What motivated you to write and finish a full-length novel?
I was surrounded by friends who’d thought about writing biographies about their life or fictional accounts of their criminal backgrounds, and there were some who actually attempted to write a book but never finished. I wanted to be one who actually finished.
What is the most challenging part of your writing process?
When I first started writing, the most challenging part was trying to describe character appearances and giving details on locations. I overdid it. But as I got further into my novel (and began comparing my work to others), I went back and toned it down.
What’s the craziest question a reader asked you after reading your book?
“Can you put me in part 2?” After reading Tre Pound, a couple readers asked me that question. They wanted to be put in the storyline somehow, alongside Tre Pound, or be a part of his life in some way.
How do you feel about readers judging books by their covers?
The front cover is your first impression to a reader, and the back cover is your second impression. The story inside should match or exceed the interest the reader gained from the covers. Besides reviews and word-of-mouth, an eye-catching cover is a great way to attract readers to an unknown author.
What’s the title of another author’s book that you wished you wrote?
Gerald’s Game by Stephen King. It took place in one room, and still was filled with suspense and held my attention to the end. To be able to write that good using one location is greatness to me.
Do you plan to continue writing street fiction throughout your writing career?
Yes. If writing about urban characters in criminal situations continues to be considered street fiction, then yes, I’m gonna write about it. I might throw in a little romance, or even a little sci-fi, but I’ll always have urban characters at my writing core. Names of genres can change, but my commitment to urban storylines won’t.
Has any of your characters shocked you?
Camille in Tre Pound and Tremaine in my upcoming novel Blacktop Hustlaz both had my jaw hanging slack when their characters started to gain personalities in my mind. They were supposed to be normal when I first thought them up.
What would your ideal career be, if you couldn’t be an author?
I’d pursue film directing. I love stories—written and visual. Hopefully I can juggle two careers.
How has your environment/upbringing colored your writing?
I grew up around a lot of different people with a lot of different personalities. I’ve seen how criminal thinking comes in all shapes and sizes. I wanted my writing to reflect that.

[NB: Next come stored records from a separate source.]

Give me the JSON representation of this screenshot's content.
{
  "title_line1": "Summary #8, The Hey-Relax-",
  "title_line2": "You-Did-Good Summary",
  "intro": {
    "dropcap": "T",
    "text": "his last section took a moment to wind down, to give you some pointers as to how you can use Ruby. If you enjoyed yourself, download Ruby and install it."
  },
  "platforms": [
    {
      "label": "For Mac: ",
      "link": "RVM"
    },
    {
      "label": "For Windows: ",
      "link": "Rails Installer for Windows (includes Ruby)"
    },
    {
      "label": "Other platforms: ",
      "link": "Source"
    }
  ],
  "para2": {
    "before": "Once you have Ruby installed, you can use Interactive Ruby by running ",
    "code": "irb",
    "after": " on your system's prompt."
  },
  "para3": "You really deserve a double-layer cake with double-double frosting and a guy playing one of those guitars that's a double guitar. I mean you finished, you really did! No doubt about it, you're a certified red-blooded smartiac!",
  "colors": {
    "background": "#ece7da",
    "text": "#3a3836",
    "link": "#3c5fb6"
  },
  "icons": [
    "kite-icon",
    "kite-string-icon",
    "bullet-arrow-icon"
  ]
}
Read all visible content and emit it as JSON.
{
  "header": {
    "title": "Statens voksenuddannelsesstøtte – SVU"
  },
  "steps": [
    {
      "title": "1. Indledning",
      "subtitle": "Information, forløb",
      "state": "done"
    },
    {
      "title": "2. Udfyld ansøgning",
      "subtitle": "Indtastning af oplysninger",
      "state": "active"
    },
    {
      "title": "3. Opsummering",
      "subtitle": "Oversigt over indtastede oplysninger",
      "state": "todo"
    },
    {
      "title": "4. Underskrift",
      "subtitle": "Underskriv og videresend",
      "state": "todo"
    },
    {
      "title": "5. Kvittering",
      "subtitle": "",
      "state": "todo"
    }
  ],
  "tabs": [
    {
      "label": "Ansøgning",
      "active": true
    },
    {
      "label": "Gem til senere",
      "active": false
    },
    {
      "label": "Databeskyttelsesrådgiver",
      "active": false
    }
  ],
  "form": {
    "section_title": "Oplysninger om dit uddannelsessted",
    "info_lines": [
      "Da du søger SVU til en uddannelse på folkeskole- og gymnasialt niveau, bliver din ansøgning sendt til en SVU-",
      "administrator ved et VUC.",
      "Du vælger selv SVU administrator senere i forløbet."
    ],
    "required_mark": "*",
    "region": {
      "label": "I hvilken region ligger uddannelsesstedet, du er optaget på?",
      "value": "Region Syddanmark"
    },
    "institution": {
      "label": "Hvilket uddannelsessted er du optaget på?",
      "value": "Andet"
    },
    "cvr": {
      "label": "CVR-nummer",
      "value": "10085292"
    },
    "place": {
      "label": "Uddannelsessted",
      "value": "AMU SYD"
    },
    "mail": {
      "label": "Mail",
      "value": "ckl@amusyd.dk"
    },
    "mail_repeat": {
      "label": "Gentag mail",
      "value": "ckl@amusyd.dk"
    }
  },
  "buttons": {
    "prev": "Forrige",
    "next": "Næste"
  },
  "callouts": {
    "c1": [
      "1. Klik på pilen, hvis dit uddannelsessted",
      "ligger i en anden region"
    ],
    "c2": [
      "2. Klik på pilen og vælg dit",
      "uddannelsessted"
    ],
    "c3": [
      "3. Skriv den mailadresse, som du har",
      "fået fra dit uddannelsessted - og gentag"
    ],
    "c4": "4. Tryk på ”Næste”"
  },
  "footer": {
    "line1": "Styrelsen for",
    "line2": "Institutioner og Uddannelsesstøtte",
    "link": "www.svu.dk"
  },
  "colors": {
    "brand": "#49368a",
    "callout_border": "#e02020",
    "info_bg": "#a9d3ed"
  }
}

How did you come up with the title of your book(s)?
In my crime days, the only gun I ever used was a .357 Magnum. And the nickname for that gun is called Tre Pound. I got the title Blacktop Hustlaz from Kansas City natives referring to the streets as the “blacktop.”
Are there any scenes in your books that actually happened in your life?
There’s a bunch. But one particular scene that’s safe to reveal is the scene in Blacktop Hustlaz where Skee dropped his friend off in an upscale neighborhood to steal a car.
If you could pick one celebrity to play a character in a movie adaptation of one of your books, who would it be?
Souljah Boy would be perfect to play Tre Pound!